It's late fall, and I'm watching my son play football.
Well, OK, he's not technically PLAYING. He's on the sidelines, No. 85, standing near the coach, looking alert, hoping the coach will notice him and send him in. I'm not so sure this is a good idea, because the other team's players are extremely large. They're supposed to be junior-high students, but if they are, they apparently started junior high later in life, after having played a number of years for the Chicago Bears. They look EXTREMELY mature. You can actually see their beards growing. They probably have to shave in the huddle. In stark contrast, my son's team, the Raiders, consists of normal-size 7th-and 8th-grade boys, except for player No. 9, Nicole, who is a girl. From a distance, with their helmets and shoulder pads on, the Raiders look big enough, but this illusion is shattered when you see them up close, or when one of their moms walks past, towering over them.
For some reason the Raiders' opponents are always larger. Also they seem more aggressive. They punch each other a lot and spit and sneer and probably eat live chickens on the team bus. Also they're always gathering together and emitting loud, menacing, unintelligible football roars; whereas the Raiders tend to chat. The Raiders are a more laid-back group. Sometimes they TRY to make a menacing football roar, but it comes out sounding halfhearted, like a group throat-clearing.
This is the Raiders' sixth game. So far they've won one; that victory was sealed when the opposing team, in what has proved to be the Raiders' season highlight so far, failed to show up. The Raiders lost all the other games, in large part because - at least this is how I analyze the situation, from a strictly technical standpoint - they have not scored any points. None.
Usually, when the Raiders have the ball, giant live-chicken-eating Chicago Bears knock them down and take it away. Whereas when the opponents have the ball, they give it to some enormous player who cannot possibly be in junior high school because any given one of his calves is LARGER than a junior high school. This player lumbers toward the plucky Raider defenders, who leap up and latch on to him, one after the other, until the runner is lumbering down the field with what appears to be the entire Raiders defensive unit clinging desperately to his body, the whole group looking like some bizarre alien space creature with many extra heads and arms and legs and two really huge calves.
On the sidelines, we grownups yell helpful advice.
"Tackle him!" a Raiders coach shouts. "Somebody tackle him! OK? OK? Please?"
"Bite his ankles!" a mom shouts.
Inevitably, the Chicago Bears score a touchdown, causing us Raiders parents to groan.

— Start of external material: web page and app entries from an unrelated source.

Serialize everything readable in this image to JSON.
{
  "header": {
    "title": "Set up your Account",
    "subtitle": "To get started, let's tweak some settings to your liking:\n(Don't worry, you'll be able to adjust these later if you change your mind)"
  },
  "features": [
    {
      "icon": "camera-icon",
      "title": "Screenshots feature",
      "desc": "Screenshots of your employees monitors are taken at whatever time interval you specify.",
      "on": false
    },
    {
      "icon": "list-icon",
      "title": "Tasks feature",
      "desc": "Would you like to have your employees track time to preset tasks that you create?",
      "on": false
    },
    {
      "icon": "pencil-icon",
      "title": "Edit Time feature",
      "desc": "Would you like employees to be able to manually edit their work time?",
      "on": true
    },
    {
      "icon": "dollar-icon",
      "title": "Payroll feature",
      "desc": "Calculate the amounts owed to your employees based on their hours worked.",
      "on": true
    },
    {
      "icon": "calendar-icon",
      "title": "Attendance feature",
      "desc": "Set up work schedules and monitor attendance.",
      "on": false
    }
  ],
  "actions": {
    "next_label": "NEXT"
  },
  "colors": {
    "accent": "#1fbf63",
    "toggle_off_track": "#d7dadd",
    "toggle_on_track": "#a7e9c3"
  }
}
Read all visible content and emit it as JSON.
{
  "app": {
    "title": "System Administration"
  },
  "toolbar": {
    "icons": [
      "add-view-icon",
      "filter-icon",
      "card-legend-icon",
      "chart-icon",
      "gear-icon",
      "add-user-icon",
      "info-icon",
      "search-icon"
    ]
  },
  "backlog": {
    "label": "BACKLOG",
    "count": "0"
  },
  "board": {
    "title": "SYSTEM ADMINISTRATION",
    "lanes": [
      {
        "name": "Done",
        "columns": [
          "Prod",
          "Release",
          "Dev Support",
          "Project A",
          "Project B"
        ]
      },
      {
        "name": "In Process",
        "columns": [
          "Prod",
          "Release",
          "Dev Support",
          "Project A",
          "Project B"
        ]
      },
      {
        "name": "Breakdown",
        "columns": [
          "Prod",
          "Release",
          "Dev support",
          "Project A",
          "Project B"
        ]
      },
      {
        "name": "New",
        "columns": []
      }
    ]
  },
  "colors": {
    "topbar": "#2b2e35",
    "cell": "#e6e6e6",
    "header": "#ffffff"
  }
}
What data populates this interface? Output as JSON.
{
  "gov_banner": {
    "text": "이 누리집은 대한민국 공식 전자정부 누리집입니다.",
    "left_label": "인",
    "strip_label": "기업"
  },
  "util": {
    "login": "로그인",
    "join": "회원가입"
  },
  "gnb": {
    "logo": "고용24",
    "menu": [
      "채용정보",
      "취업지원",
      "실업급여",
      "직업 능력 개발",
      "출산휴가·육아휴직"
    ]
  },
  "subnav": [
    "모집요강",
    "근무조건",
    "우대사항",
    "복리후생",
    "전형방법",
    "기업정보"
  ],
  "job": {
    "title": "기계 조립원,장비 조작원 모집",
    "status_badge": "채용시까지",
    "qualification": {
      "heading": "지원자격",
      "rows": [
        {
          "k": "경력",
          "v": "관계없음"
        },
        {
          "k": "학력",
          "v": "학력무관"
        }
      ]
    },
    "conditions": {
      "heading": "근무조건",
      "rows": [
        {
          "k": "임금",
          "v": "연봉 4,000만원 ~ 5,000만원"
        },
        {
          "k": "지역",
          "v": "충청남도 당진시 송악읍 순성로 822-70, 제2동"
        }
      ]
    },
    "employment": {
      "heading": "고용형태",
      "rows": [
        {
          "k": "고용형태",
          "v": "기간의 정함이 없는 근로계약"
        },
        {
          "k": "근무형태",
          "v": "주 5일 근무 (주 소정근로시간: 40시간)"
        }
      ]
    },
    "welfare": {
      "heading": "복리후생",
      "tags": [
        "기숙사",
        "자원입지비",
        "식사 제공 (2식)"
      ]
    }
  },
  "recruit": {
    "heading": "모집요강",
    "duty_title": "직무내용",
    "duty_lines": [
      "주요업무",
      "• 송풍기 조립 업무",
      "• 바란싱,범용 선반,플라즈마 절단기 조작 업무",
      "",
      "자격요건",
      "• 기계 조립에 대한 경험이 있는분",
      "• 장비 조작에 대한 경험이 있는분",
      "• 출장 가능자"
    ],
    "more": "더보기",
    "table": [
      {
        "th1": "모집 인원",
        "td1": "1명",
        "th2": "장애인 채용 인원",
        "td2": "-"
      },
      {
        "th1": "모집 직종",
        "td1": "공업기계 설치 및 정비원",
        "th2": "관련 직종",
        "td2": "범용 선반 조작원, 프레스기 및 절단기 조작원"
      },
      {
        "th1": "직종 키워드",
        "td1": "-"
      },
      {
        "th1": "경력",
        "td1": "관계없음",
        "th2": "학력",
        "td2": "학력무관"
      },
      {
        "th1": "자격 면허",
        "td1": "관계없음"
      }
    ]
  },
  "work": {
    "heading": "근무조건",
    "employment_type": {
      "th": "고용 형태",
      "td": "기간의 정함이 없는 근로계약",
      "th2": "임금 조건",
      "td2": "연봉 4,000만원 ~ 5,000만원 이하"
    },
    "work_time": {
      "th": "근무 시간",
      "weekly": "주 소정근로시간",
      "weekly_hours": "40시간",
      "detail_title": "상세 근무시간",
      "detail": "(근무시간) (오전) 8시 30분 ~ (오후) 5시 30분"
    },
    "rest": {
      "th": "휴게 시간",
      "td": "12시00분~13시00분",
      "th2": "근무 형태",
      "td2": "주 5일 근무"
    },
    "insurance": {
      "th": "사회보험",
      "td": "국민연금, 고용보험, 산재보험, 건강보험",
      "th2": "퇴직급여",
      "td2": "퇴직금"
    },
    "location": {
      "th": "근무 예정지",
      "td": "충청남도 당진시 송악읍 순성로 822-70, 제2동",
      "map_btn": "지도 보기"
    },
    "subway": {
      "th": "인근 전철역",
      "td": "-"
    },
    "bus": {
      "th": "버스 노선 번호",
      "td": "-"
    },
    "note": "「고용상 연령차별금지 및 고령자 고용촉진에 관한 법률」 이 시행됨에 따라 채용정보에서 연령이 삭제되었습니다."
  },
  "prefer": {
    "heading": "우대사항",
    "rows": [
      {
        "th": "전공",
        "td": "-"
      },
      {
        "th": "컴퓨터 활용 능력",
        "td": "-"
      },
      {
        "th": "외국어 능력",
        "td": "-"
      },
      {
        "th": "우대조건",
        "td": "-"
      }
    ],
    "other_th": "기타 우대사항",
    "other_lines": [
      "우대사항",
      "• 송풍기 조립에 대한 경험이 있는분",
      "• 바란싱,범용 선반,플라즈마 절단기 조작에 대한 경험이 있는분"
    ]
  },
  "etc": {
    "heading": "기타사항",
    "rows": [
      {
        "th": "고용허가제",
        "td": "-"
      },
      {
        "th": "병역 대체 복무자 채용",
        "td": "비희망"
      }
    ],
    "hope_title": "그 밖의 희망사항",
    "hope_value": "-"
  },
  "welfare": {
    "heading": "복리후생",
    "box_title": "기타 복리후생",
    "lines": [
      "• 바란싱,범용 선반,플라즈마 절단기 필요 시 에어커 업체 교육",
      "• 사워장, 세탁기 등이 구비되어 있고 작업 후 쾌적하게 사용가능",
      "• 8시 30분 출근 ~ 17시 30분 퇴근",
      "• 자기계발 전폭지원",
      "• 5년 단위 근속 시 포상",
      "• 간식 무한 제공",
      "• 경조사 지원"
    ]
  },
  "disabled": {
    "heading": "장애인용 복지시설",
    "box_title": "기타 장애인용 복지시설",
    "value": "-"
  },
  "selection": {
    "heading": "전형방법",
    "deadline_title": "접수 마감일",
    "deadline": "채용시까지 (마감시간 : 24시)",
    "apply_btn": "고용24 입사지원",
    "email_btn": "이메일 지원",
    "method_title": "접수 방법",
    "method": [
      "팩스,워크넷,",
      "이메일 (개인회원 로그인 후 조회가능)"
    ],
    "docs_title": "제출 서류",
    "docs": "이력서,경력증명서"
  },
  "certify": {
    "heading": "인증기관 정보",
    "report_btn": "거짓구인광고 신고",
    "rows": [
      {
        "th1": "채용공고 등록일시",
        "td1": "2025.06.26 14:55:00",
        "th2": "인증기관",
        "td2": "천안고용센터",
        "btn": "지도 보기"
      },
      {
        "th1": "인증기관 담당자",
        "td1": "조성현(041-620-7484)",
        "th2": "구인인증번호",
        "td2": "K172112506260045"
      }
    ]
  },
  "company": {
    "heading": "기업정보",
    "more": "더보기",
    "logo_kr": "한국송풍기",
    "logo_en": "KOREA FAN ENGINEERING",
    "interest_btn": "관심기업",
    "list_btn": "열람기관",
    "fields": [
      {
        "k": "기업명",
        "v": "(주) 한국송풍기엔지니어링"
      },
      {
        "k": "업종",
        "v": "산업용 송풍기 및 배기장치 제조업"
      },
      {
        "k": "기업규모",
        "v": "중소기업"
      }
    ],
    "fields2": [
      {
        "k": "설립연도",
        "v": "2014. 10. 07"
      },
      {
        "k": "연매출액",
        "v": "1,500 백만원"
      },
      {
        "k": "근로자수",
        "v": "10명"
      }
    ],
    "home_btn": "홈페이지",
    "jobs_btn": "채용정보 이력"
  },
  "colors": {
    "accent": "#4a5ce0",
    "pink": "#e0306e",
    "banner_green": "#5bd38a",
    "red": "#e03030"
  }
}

The Raiders cheerleaders, however, remain undaunted. They have a cheer for just this situation. It goes (I am not making this cheer up):
"They made a touchdown!
"But it's all right!"
The Raiders cheerleaders remain perky and upbeat no matter what happens in the game. This may be because they wisely refuse to look at the game. They face us parents, going through their routines, happy in their own totally separate cheerleading world. A plane could crash on the field and they might not notice, and even if they did, I bet it wouldn't seriously impact their perkiness. ("A plane crashed on the field! But it's all right!")
Of course, they have good reason to be cheerful. They're in no danger of being converted into gridiron roadkill by the Chicago Bears. My son, on the other hand, is….
MY SON IS GOING INTO THE GAME.
The coach is telling him something; I hope it's good advice (such as, "Tennis is a much safer sport"). And now No. 85 is trotting onto the field; and now he's taking his position on the Raiders defensive line; and now both teams are lined up; and now my son is crouching down in his stance, ready to spring forward, and….
THERE HE GOES! GET 'EM, ROB!! STICK YOUR HELMET COMPLETELY THROUGH SOME BIG FAT CHICAGO BEAR'S BODY AND OUT THE OTHER SIDE!! YES!! WAY TO GO!! WAY TO POUNCE!! WAY TO BE….
OK, so he was a little overeager. But he did fine after that, as far as I could tell, lunging around out there just like everybody else and managing to go four full plays without once losing an important limb or organ. Another positive note was that Nicole got into the game and was actually sort of involved in a tackle, a feat that earned her some major high-fives when she returned to the bench.
But that was pretty much the highlight for the Raiders, who became increasingly resigned and philosophical as it became clear that they were going to lose yet again. Meanwhile, the Chicago Bears, feeling smug, were punching each other and emitting fierce victory grunts.
"I BET OUR SAT SCORES ARE HIGHER," I wanted to yell, but, of course, I did not, as I generally prefer not to have my head stomped into pudding.
Finally the game ended, and even though the Raiders again failed to score any points, we parents were tremendously proud of their efforts. We clapped and cheered with pride as they trotted off the field.
They think we're crazy.